Significant changes being implemented by the Cuban government to permanently alter the island’s economy have so far fallen on deaf ears in Washington.
A new report by the Center for Democracy in the Americas, Cuba’s New Resolve: Economic Reform and its Implications for U.S. Policy, identifies a number of measures the Obama administration should take to support and facilitate the economic reform process in Cuba. According to the report, Cuba is undergoing the most significant changes to its socialist system since the 1959 Revolution. Despite moves to increase the private sector, decentralize decision-making, increase autonomy for farmers and “a fundamental shift in economic thinking,” the Obama administration has downplayed the reforms as insufficient.
The report concludes with specific recommendations for U.S. policymakers, including:
• Acknowledge the reform process is real; it is opening a greater role for the market, but also likely to bring hardships on the Cuban people. They should not allow skepticism to play into the hands of Cuban hardliners who oppose reform and rapprochement with the U.S.
• Continue loosening restrictions on travel to Cuba to create additional demand for services and goods produced by the emerging private sector.
• Provide greater clarity and detail for new rules allowing any U.S. citizen to send remittances to qualified recipients to boost the flow of funds especially to vulnerable Cubans who lack family supporters abroad.
• Allow independent farms to export agriculture products to the U.S. and allow U.S. entities to contract with Cuban musicians, scholars, and artists for their work.
• End the counterproductive and dangerous USAID program, which further toxifies the bilateral relationship and reduces space for economic and political debate on the island.
• Remove Cuba from the list of State Sponsors of Terrorism to eliminate baseless economic sanctions and expand Cuba’s access to technology.
This week the Brookings Institution is set to launch a new report, Reaching Out: Cuba’s New Economy and the International Response, written by Dr. Richard Feinberg. Feinberg, senior advisor at the White House during the Clinton administration, recently conducted an in-depth analysis of Cuba’s efforts over the last two decades to diversify its economic relations with states like Spain and Canada and more recently with emerging market powers like China, Brazil and Venezuela. Despite increasing ties to the international community, Cuba remains absent from the core international financial institutions (IFIs) such as the IMF and World Bank, Feinberg notes. His report identifies a gradual, step-by-step approach for rapprochement between the IFIs and Cuba, which would require U.S. support.
This Friday, November 18th the Latin America Initiative at Brookings will host the release of the new study. Feinberg will comment on recent Cuban economic reforms and offer recommendations for how the international development community, including the United States, should respond. Individuals in Washington, DC interested in attending the event can RSVP here.

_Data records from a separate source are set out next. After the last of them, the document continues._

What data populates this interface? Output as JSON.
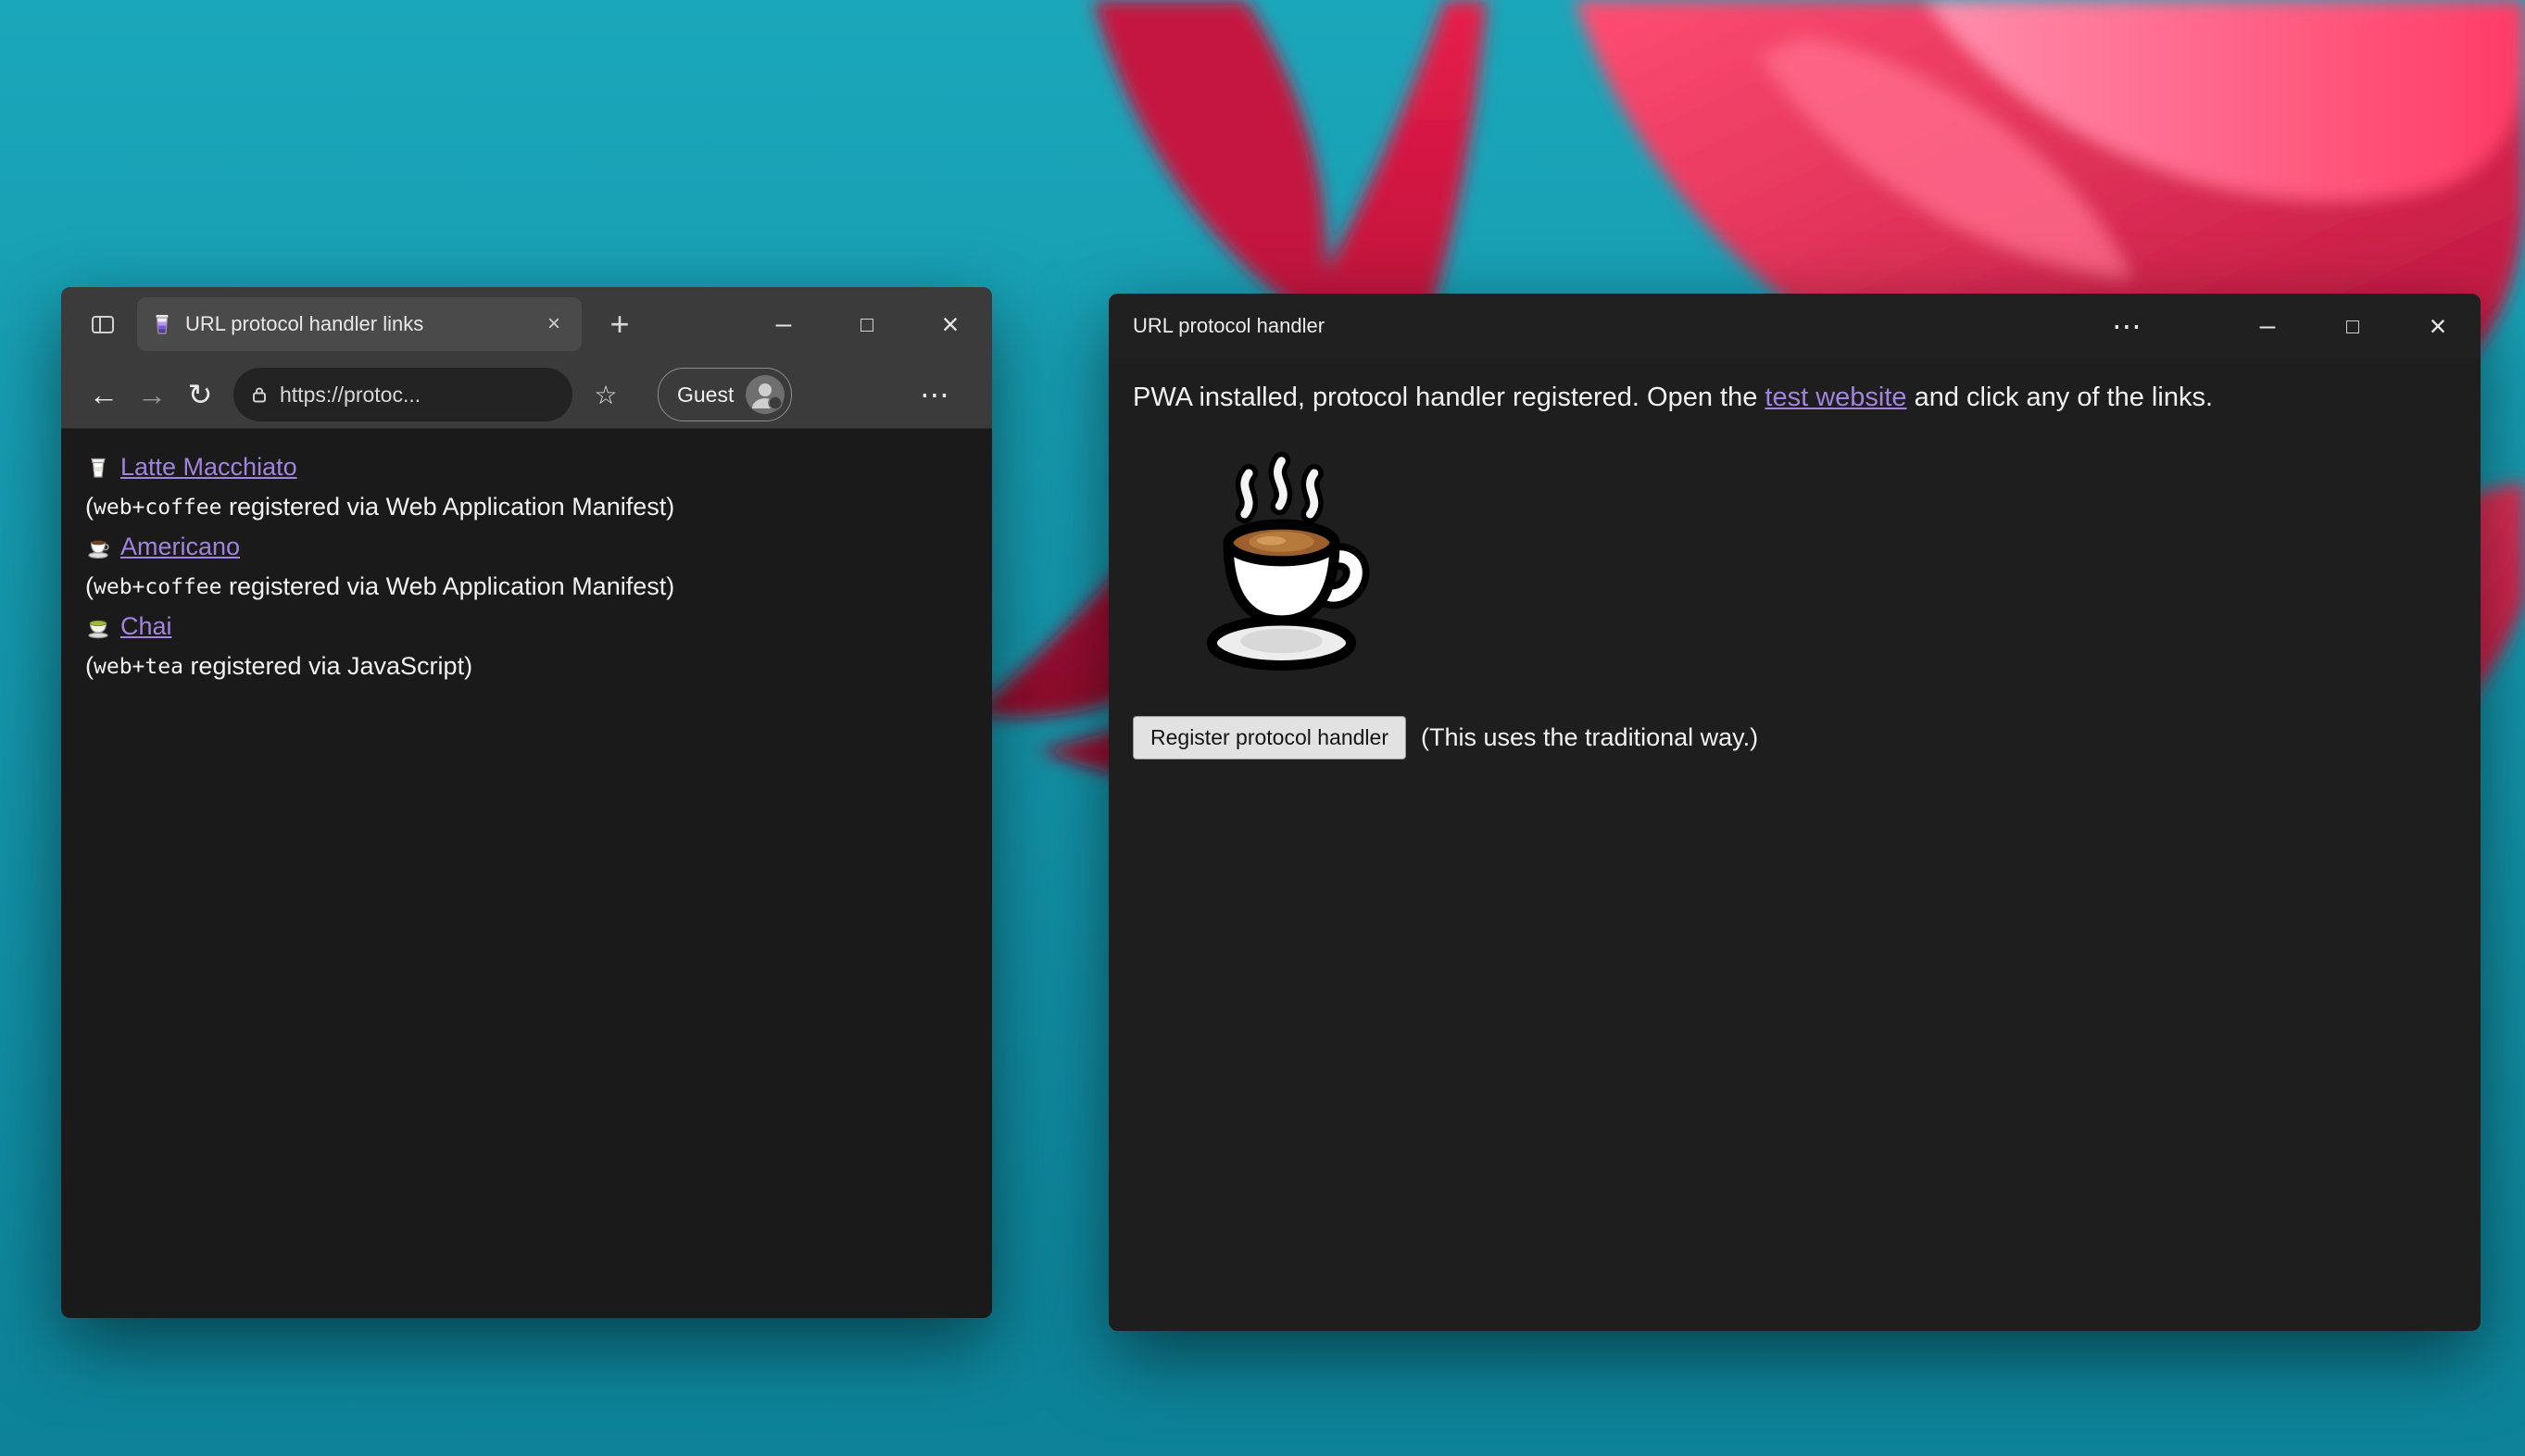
{
  "icons": {
    "back": "←",
    "forward": "→",
    "refresh": "↻",
    "new_tab": "+",
    "tab_close": "×",
    "minimize": "–",
    "maximize": "□",
    "close": "×",
    "more": "⋯",
    "favorites": "☆"
  },
  "browser": {
    "tab_title": "URL protocol handler links",
    "address_url": "https://protoc...",
    "profile_label": "Guest",
    "page": {
      "items": [
        {
          "label": "Latte Macchiato",
          "note_open": "(",
          "note_code": "web+coffee",
          "note_rest": " registered via Web Application Manifest)"
        },
        {
          "label": "Americano",
          "note_open": "(",
          "note_code": "web+coffee",
          "note_rest": " registered via Web Application Manifest)"
        },
        {
          "label": "Chai",
          "note_open": "(",
          "note_code": "web+tea",
          "note_rest": " registered via JavaScript)"
        }
      ]
    }
  },
  "pwa": {
    "title": "URL protocol handler",
    "intro_before": "PWA installed, protocol handler registered. Open the ",
    "intro_link": "test website",
    "intro_after": " and click any of the links.",
    "button_label": "Register protocol handler",
    "button_note": "(This uses the traditional way.)"
  },
  "colors": {
    "link": "#a184dd",
    "wallpaper_teal": "#17a3b8",
    "flower_red": "#e8274b"
  }
}
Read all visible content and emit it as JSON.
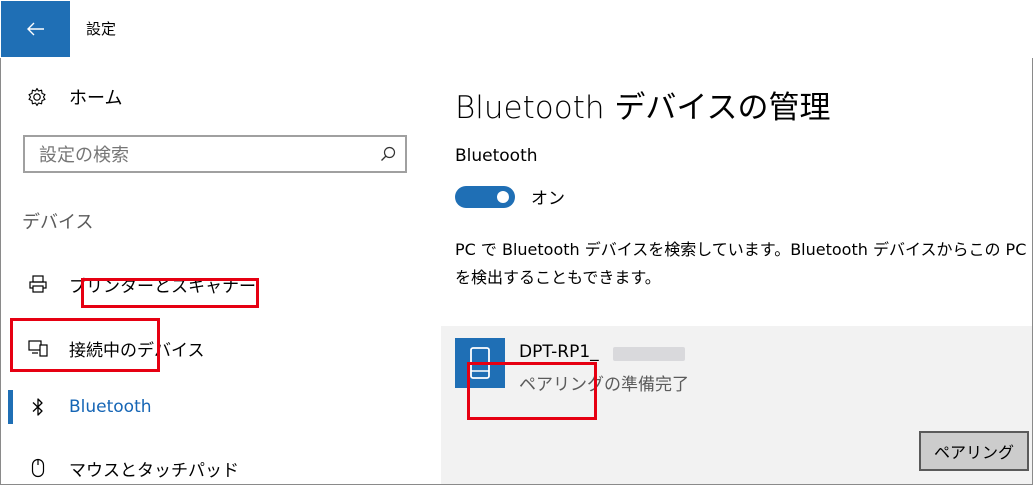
{
  "window": {
    "title": "設定"
  },
  "sidebar": {
    "home_label": "ホーム",
    "search_placeholder": "設定の検索",
    "section_header": "デバイス",
    "items": [
      {
        "label": "プリンターとスキャナー",
        "icon": "printer-icon",
        "selected": false
      },
      {
        "label": "接続中のデバイス",
        "icon": "connected-devices-icon",
        "selected": false
      },
      {
        "label": "Bluetooth",
        "icon": "bluetooth-icon",
        "selected": true
      },
      {
        "label": "マウスとタッチパッド",
        "icon": "mouse-icon",
        "selected": false
      }
    ]
  },
  "main": {
    "title": "Bluetooth デバイスの管理",
    "bluetooth_label": "Bluetooth",
    "toggle_state": "オン",
    "description": "PC で Bluetooth デバイスを検索しています。Bluetooth デバイスからこの PC\nを検出することもできます。",
    "device": {
      "name": "DPT-RP1_",
      "status": "ペアリングの準備完了",
      "pair_button": "ペアリング"
    }
  },
  "colors": {
    "accent": "#1f6fb5",
    "highlight": "#e60012",
    "selected_text": "#1565b5"
  }
}
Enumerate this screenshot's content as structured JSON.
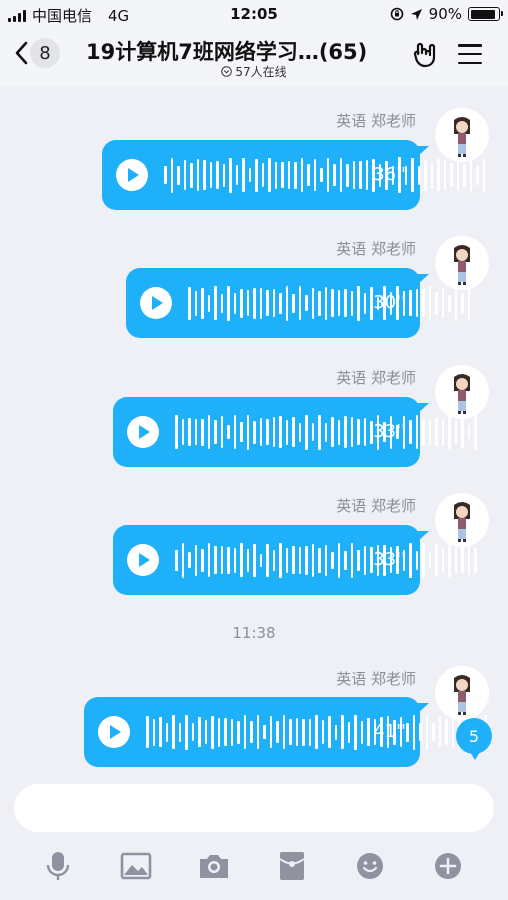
{
  "status": {
    "carrier": "中国电信",
    "network": "4G",
    "time": "12:05",
    "battery": "90%",
    "battery_level": 0.9
  },
  "header": {
    "back_count": "8",
    "title": "19计算机7班网络学习…(65)",
    "online": "57人在线"
  },
  "messages": [
    {
      "sender": "英语 郑老师",
      "duration": "36''"
    },
    {
      "sender": "英语 郑老师",
      "duration": "30''"
    },
    {
      "sender": "英语 郑老师",
      "duration": "33''"
    },
    {
      "sender": "英语 郑老师",
      "duration": "33''"
    },
    {
      "sender": "英语 郑老师",
      "duration": "41''"
    }
  ],
  "time_separator": "11:38",
  "new_message_count": "5",
  "toolbar": {
    "icons": [
      "microphone-icon",
      "image-icon",
      "camera-icon",
      "red-packet-icon",
      "emoji-icon",
      "plus-icon"
    ]
  },
  "colors": {
    "bubble": "#1eb0f8",
    "background": "#eef0f6"
  }
}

Both studies identify the depth and scope of the changes occurring in Cuba and the way our allies and adversaries are engaging, both to stimulate further changes and to promote their own national interests. Unfortunately, with a presidential election looming and partisan politics high, the Obama administration has chosen to meet reforms in Cuba with skepticism and continue a failed strategy of isolation. Let’s hope policymakers in Washington will read these two reports and think hard about crafting a more adequate response to the transformation occurring in Cuba.